Data about app and page elements
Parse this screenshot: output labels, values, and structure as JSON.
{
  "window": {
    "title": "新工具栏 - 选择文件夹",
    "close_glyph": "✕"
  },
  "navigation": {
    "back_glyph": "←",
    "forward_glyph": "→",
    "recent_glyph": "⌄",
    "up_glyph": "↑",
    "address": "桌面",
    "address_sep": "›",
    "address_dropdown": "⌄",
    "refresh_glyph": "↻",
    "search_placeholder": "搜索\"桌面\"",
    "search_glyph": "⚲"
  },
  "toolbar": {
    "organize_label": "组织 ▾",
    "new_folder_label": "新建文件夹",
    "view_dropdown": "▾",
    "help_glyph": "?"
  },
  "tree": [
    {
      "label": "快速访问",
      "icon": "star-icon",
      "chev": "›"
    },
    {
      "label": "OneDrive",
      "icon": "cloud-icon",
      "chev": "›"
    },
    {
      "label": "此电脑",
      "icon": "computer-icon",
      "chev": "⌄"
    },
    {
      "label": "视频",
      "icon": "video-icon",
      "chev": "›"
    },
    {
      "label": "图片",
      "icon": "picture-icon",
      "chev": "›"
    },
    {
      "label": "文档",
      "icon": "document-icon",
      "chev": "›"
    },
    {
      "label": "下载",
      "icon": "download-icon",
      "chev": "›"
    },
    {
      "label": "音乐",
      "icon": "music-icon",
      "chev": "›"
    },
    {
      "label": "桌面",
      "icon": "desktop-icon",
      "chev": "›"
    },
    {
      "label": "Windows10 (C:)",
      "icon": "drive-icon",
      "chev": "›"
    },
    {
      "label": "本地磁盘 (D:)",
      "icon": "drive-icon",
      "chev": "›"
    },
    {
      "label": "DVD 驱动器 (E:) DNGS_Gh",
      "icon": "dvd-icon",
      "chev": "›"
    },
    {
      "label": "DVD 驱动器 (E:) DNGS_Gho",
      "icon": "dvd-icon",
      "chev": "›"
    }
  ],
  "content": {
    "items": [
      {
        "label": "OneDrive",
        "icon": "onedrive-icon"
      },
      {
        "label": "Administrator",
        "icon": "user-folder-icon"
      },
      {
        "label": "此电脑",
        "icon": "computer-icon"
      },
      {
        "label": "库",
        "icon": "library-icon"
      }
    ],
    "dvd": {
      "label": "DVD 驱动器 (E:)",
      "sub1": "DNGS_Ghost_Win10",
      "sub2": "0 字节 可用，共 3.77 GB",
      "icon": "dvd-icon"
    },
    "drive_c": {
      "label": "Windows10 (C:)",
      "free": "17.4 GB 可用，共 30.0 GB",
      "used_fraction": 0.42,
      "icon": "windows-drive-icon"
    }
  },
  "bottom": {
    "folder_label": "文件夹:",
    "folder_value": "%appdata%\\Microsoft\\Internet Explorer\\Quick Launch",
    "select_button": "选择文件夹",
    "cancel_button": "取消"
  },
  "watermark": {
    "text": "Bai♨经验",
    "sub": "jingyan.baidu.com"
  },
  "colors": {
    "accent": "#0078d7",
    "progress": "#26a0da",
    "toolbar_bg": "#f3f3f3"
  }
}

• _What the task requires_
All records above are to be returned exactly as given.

• _Response to this task_
Parse this screenshot: output labels, values, and structure as JSON.
{
  "window": {
    "title": "新工具栏 - 选择文件夹",
    "close_glyph": "✕"
  },
  "navigation": {
    "back_glyph": "←",
    "forward_glyph": "→",
    "recent_glyph": "⌄",
    "up_glyph": "↑",
    "address": "桌面",
    "address_sep": "›",
    "address_dropdown": "⌄",
    "refresh_glyph": "↻",
    "search_placeholder": "搜索\"桌面\"",
    "search_glyph": "⚲"
  },
  "toolbar": {
    "organize_label": "组织 ▾",
    "new_folder_label": "新建文件夹",
    "view_dropdown": "▾",
    "help_glyph": "?"
  },
  "tree": [
    {
      "label": "快速访问",
      "icon": "star-icon",
      "chev": "›"
    },
    {
      "label": "OneDrive",
      "icon": "cloud-icon",
      "chev": "›"
    },
    {
      "label": "此电脑",
      "icon": "computer-icon",
      "chev": "⌄"
    },
    {
      "label": "视频",
      "icon": "video-icon",
      "chev": "›"
    },
    {
      "label": "图片",
      "icon": "picture-icon",
      "chev": "›"
    },
    {
      "label": "文档",
      "icon": "document-icon",
      "chev": "›"
    },
    {
      "label": "下载",
      "icon": "download-icon",
      "chev": "›"
    },
    {
      "label": "音乐",
      "icon": "music-icon",
      "chev": "›"
    },
    {
      "label": "桌面",
      "icon": "desktop-icon",
      "chev": "›"
    },
    {
      "label": "Windows10 (C:)",
      "icon": "drive-icon",
      "chev": "›"
    },
    {
      "label": "本地磁盘 (D:)",
      "icon": "drive-icon",
      "chev": "›"
    },
    {
      "label": "DVD 驱动器 (E:) DNGS_Gh",
      "icon": "dvd-icon",
      "chev": "›"
    },
    {
      "label": "DVD 驱动器 (E:) DNGS_Gho",
      "icon": "dvd-icon",
      "chev": "›"
    }
  ],
  "content": {
    "items": [
      {
        "label": "OneDrive",
        "icon": "onedrive-icon"
      },
      {
        "label": "Administrator",
        "icon": "user-folder-icon"
      },
      {
        "label": "此电脑",
        "icon": "computer-icon"
      },
      {
        "label": "库",
        "icon": "library-icon"
      }
    ],
    "dvd": {
      "label": "DVD 驱动器 (E:)",
      "sub1": "DNGS_Ghost_Win10",
      "sub2": "0 字节 可用，共 3.77 GB",
      "icon": "dvd-icon"
    },
    "drive_c": {
      "label": "Windows10 (C:)",
      "free": "17.4 GB 可用，共 30.0 GB",
      "used_fraction": 0.42,
      "icon": "windows-drive-icon"
    }
  },
  "bottom": {
    "folder_label": "文件夹:",
    "folder_value": "%appdata%\\Microsoft\\Internet Explorer\\Quick Launch",
    "select_button": "选择文件夹",
    "cancel_button": "取消"
  },
  "watermark": {
    "text": "Bai♨经验",
    "sub": "jingyan.baidu.com"
  },
  "colors": {
    "accent": "#0078d7",
    "progress": "#26a0da",
    "toolbar_bg": "#f3f3f3"
  }
}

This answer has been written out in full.